──────── Source material

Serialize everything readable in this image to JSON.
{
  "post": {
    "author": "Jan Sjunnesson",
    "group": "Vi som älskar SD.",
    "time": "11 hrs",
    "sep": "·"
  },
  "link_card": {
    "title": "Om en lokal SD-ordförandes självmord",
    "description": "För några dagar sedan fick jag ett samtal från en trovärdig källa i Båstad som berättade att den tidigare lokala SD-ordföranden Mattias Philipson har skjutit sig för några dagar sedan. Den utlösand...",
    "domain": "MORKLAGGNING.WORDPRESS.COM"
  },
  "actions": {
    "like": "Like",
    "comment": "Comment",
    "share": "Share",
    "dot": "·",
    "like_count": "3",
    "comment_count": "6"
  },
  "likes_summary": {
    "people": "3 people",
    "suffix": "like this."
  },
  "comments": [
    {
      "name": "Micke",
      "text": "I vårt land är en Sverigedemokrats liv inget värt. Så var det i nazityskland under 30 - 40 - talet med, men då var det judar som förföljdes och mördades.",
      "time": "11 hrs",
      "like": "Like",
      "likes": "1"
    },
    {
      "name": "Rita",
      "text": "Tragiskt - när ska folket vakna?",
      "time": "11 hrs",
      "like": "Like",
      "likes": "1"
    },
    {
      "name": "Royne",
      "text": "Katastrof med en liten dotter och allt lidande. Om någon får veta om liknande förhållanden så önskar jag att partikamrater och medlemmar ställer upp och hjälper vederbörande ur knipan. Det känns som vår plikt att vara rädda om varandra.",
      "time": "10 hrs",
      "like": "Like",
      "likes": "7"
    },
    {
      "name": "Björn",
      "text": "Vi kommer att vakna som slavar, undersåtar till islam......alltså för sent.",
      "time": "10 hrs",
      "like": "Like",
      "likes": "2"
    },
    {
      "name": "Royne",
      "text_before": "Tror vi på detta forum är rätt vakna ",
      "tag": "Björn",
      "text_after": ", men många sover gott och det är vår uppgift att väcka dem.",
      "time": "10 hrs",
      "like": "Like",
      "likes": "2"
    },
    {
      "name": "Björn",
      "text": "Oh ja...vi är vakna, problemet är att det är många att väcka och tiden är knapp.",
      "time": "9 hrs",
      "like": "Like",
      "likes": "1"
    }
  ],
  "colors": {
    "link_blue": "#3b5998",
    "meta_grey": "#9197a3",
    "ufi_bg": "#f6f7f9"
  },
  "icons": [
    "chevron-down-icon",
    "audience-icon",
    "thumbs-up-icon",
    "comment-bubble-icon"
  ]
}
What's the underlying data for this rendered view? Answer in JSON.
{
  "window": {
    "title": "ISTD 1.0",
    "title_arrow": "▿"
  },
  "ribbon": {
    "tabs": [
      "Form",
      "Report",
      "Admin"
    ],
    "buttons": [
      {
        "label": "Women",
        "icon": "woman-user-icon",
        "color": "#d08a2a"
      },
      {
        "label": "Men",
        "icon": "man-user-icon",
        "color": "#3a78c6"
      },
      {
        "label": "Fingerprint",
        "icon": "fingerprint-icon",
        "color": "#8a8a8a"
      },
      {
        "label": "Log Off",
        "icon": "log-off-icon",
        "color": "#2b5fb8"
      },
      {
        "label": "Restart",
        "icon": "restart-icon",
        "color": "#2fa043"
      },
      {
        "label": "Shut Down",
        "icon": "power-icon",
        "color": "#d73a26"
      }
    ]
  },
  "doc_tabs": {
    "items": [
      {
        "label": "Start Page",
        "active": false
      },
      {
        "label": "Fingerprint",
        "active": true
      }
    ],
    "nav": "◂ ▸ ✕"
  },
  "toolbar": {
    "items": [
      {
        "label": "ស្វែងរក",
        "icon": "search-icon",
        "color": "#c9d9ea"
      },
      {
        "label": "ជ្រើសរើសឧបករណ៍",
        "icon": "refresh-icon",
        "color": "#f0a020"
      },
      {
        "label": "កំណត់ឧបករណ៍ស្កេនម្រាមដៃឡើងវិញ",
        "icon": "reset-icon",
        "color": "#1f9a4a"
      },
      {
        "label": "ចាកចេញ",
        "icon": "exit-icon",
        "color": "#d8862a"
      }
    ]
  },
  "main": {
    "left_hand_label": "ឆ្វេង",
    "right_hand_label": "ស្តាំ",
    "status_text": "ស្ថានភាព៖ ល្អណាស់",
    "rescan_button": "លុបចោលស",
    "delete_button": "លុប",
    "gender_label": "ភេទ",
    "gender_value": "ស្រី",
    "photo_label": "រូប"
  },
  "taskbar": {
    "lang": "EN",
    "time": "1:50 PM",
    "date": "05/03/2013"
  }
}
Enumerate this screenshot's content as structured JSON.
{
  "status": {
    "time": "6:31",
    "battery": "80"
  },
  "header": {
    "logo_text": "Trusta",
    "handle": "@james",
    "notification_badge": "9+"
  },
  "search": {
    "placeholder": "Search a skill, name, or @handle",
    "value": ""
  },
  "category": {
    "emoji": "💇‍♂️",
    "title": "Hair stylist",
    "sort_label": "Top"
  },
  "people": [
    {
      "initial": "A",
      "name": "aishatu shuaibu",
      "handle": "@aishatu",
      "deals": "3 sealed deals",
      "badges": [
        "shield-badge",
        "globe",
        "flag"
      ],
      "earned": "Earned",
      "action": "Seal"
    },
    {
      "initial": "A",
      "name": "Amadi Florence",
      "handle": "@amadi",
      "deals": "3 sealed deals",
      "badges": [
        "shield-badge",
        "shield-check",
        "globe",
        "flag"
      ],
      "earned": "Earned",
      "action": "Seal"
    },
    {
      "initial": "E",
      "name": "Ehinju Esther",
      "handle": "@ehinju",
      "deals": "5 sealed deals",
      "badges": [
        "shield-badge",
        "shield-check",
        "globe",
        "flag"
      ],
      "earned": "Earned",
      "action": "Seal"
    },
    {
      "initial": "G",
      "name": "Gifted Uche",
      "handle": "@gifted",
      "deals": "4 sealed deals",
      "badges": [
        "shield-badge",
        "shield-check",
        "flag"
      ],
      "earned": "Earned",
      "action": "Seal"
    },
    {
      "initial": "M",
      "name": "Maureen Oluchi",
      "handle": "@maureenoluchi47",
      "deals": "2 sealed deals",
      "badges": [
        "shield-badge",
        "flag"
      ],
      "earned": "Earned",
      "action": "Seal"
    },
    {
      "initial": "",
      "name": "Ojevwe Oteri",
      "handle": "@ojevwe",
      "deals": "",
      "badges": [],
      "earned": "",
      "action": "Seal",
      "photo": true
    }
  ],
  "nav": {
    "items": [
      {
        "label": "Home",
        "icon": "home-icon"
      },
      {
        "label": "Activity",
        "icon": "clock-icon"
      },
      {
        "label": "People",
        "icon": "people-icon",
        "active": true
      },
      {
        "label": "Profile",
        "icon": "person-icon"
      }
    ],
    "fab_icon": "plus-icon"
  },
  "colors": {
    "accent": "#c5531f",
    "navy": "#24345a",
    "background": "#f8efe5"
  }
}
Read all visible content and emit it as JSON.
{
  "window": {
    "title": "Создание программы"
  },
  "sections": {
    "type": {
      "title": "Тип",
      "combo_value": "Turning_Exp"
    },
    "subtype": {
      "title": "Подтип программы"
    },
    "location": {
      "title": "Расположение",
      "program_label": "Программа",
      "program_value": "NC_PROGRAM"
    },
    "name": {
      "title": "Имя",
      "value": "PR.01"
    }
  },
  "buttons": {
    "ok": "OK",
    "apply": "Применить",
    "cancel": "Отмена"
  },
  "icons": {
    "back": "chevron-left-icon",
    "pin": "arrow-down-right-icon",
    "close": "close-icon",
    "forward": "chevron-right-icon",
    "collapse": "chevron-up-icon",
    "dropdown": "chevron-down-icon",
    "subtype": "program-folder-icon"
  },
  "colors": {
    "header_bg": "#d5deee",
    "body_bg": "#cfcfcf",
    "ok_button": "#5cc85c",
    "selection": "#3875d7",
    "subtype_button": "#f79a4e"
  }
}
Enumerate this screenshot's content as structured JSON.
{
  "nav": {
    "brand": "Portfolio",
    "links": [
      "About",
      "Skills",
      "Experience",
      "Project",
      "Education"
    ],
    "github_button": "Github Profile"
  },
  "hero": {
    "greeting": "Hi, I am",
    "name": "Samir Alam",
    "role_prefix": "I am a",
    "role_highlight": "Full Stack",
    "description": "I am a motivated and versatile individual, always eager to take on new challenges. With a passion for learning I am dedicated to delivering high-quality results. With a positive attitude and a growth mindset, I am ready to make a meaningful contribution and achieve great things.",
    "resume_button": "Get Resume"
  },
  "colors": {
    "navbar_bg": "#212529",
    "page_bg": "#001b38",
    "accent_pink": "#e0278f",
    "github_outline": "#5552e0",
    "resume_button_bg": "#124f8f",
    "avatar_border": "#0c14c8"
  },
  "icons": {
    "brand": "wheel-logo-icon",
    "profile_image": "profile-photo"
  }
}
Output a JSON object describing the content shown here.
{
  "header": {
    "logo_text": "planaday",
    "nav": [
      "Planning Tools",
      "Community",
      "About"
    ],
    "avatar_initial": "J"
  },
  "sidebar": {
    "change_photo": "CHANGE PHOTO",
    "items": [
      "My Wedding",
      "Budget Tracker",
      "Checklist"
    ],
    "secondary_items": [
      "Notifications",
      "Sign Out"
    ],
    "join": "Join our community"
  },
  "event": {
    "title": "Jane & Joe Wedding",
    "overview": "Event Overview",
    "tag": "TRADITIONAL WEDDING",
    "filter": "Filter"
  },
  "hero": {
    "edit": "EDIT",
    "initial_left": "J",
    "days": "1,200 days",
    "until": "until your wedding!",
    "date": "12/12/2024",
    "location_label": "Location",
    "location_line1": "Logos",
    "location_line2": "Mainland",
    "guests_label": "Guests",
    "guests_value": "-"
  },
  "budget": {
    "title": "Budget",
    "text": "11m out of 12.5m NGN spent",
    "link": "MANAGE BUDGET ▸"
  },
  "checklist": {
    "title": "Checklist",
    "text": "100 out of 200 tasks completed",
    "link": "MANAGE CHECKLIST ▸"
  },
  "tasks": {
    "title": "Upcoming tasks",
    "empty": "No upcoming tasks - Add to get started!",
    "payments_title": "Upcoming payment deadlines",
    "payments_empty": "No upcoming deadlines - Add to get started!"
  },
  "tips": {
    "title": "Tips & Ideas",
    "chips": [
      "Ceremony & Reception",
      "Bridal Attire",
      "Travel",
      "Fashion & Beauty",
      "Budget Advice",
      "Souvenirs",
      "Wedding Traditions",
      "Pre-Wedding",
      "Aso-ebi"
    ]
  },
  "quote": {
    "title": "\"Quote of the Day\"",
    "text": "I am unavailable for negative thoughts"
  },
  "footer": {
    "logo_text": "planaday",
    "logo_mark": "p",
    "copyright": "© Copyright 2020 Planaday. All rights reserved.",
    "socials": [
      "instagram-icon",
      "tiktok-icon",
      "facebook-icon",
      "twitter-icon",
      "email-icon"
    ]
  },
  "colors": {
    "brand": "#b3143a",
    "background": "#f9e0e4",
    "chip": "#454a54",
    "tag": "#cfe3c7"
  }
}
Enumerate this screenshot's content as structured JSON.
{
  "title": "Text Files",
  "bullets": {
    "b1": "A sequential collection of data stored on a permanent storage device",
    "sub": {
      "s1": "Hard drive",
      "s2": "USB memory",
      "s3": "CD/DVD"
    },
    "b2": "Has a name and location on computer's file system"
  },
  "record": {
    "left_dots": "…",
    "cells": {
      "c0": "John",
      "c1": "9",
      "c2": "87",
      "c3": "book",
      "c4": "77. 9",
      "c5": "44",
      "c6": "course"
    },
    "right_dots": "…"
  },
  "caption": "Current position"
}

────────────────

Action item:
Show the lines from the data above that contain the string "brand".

Exercise solution:
    "brand": "Portfolio",
    "brand": "wheel-logo-icon",
    "brand": "#b3143a",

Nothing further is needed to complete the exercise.